If you want to use all the nice features of Reason while developing, I recommend using the Reason CLI with Visual Studio Code.

On Linux, install the CLI via npm

npm install -g

And then install the VSCode Reason plugin.

To get the nice auto-format with refmt you need to add "reason.formatOnSave": true to your VSCode configuration.

Wrap Up

So getting started with Reason and React-Native isn't too hard I think. The dev-story for Linux feels a bit more clunky than on MacOS and overall React-Native is much slower on Linux than on MacOS, but that's a React-Native or maybe even a Create-React-Native-App issue.

What's missing, and expected to be missing in such a young language, are binding and/or libraries. I use glamorous-native for my styles in React-Native and it really feels like a big step back to go from writing something like:

<View backgroundColor="red" width="100%">

to writing this:

<View style=Style.(style [backgroundColor "red", widthPct 100.])>

Styling is the bread and butter of a front-end dev, so I don't know if I can take it, haha, but the autocomplete is certainly nice.

For such a very young project I think it's still a phenomenal achievement and worth a try.

Also, if you need some visual help in setting up React-Native, I also made a video course on Skillshare that might help you.

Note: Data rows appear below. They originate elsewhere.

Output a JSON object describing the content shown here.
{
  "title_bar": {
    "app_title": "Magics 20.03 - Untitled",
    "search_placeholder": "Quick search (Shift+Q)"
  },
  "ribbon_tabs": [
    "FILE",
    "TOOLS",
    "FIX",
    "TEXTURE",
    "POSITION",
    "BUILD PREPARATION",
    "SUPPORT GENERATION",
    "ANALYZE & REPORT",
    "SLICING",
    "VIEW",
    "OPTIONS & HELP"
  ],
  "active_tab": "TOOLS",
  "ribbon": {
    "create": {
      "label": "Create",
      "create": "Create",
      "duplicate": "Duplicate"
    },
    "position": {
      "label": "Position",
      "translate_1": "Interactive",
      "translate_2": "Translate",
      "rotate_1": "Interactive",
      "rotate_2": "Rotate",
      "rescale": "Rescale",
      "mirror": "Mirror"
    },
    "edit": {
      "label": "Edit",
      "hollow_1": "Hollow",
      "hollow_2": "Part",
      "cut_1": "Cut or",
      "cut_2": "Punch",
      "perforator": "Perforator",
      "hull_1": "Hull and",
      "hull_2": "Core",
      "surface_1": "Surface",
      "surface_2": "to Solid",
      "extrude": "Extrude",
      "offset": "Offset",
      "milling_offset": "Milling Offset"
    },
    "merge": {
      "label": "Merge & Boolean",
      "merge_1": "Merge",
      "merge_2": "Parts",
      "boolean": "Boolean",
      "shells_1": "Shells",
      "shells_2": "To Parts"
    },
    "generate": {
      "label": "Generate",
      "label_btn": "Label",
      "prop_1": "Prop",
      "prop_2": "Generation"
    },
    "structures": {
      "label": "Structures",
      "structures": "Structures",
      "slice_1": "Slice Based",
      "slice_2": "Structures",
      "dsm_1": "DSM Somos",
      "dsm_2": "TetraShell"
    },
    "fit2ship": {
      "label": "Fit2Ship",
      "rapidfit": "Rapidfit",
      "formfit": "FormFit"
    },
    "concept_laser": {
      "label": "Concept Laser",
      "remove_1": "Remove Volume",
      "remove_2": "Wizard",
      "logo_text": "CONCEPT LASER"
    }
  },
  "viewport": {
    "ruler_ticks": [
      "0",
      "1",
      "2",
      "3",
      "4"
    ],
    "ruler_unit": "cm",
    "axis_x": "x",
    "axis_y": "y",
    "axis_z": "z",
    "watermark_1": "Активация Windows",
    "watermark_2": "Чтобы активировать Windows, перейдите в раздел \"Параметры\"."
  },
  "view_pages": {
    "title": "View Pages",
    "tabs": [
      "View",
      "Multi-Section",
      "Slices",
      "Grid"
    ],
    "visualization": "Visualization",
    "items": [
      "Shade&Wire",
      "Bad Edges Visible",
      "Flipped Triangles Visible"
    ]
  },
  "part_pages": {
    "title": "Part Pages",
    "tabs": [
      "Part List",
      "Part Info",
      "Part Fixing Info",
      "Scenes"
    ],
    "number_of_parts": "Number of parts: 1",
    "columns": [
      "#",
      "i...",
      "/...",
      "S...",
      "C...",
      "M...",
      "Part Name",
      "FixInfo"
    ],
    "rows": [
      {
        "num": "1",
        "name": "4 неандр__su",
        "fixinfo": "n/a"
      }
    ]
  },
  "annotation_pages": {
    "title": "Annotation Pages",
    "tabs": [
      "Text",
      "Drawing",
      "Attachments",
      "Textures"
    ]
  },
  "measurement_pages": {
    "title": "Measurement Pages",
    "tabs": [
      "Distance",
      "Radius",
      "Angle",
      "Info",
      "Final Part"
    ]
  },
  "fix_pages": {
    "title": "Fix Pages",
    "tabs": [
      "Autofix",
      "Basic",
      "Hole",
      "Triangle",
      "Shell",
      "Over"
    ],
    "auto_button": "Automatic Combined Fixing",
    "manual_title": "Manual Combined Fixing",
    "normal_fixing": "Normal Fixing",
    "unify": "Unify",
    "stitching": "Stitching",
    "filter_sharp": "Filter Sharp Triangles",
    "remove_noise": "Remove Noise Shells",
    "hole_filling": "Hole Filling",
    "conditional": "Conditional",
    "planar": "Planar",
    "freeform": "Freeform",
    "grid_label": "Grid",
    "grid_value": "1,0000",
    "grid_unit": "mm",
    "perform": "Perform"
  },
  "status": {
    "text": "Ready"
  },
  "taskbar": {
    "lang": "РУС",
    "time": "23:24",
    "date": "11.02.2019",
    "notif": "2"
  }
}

Thanks to Ken Wheeler who wrote a React-Native app in Reason which I took as basis for this post.

Tag cloud